Monitoring Banking System Fragility with Big Data
The need to monitor aggregate financial stability was made clear during the global financial crisis of 2008-2009, and, of course, the need to monitor individual financial firms from a microprudential standpoint remains. In this paper, we propose a procedure based on mixed-frequency models and network analysis to help address both of these policy concerns. We decompose firm-specific stock returns into two components: one that is explained by observed covariates (or fitted values), the other unexplained (or residuals). We construct networks based on the co-movement of these components. Analysis ...
Recent policy issues regarding credit risk transfer
Over the last decade, a variety of financial tools have been developed for transferring credit risk between financial institutions. Credit risk is defined as the risk that the value of a corporate loan (or debt obligation more generally) will decline due to a change in the borrower's ability to make payments, whether that change is an actual default or a change in the probability of default. Credit risk transfer (CRT) mechanisms range from outright selling of loans to credit derivatives that permit shifting credit risk without necessarily referencing specific loans. ; As new varieties of CRT ...
Small Business Lending during COVID-19
Small businesses and farms were hit hard by restrictions that limited their ability to pay operating costs during the COVID-19 crisis. Banks played an important supportive role, substantially expanding the loans available to these firms during the early months of the crisis. The growth in lending was associated with small business participation in the Paycheck Protection Program (PPP) and bank use of the PPP Liquidity Facility. Analyzing data for the first half of 2020 suggests that these programs were successful in supporting lending growth during the crisis, particularly among small banks.
Small Business Lending Under the PPP and PPPLF Programs
We examine the effects of the Paycheck Protection Program (PPP) and the PPP Liquidity Facility (PPPLF) on small business lending. The PPP was launched under the CARES Act of March 2020 to provide support for small businesses under the COVID-19 pandemic, while the PPPLF was an affiliated program administered by the Federal Reserve to facilitate the maintenance of liquidity among banks participating in the PPP. We use Call Report data to examine the contributions of these two programs on small business and farm lending by individual commercial banks in the United States. As participation in the ...
Using equity market information to monitor banking institutions
Disclosure as a supervisory tool: Pillar 3 of Basel II
Regulatory evaluation of value-at-risk models
Beginning in 1998, commercial banks may determine their regulatory capital requirements for market risk exposure using value-at-risk (VaR) models; i.e., time-series models of the distributions of portfolio returns. Currently, regulators have available three statistical methods for evaluating the accuracy of VaR models: the binomial method, the interval forecast method, and the distribution forecast method. These methods test whether the VaR forecasts in question exhibit properties characteristics of accurate VaR forecasts. However, the statistical tests can have low power against alternative ...

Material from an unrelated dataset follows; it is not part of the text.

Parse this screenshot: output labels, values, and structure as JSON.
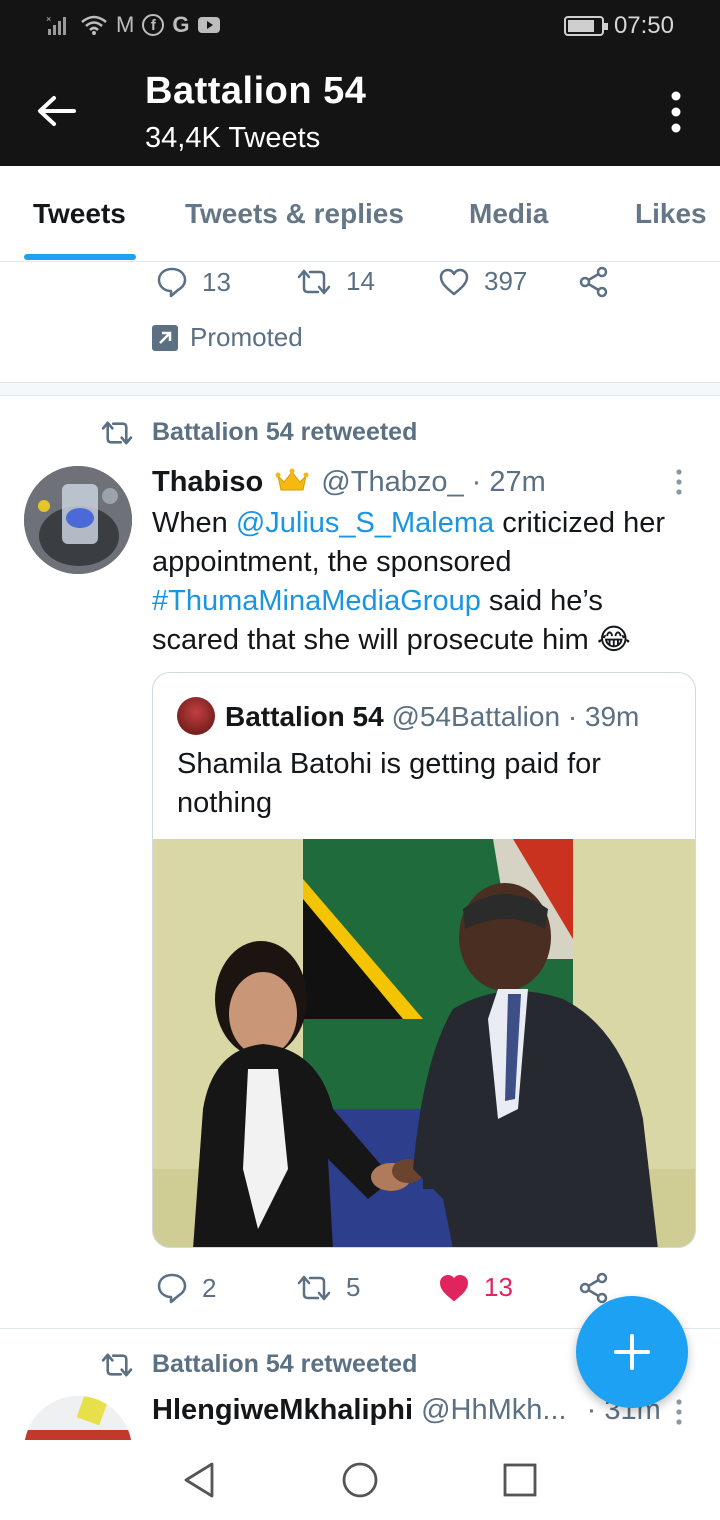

Uncertainty and Hyperinflation: European Inflation Dynamics after World War I
Fiscal deficits, elevated debt-to-GDP ratios, and high inflation rates suggest hyperinflation could have potentially emerged in many European countries after World War I. We demonstrate that economic policy uncertainty was instrumental in pushing a subset of European countries into hyperinflation shortly after the end of the war. Germany, Austria, Poland, and Hungary (GAPH) suffered from frequent uncertainty shocks ? and correspondingly high levels of uncertainty ? caused by protracted political negotiations over reparations payments, the apportionment of the Austro-Hungarian debt, and border ...
Supervising interest rate risk management
This Economic Letter reviews the Basel Capital Accord's stated principles on interest rate risk. In brief, the principles strongly support the idea that banks' internal risk assessments should, whenever possible, form the basis for supervisory oversight of their interest rate risk profiles. The principles suggest supervisory guidelines for assessing the adequacy of interest rate risk management systems, such as focusing on banks' internal control functions and stress-testing results.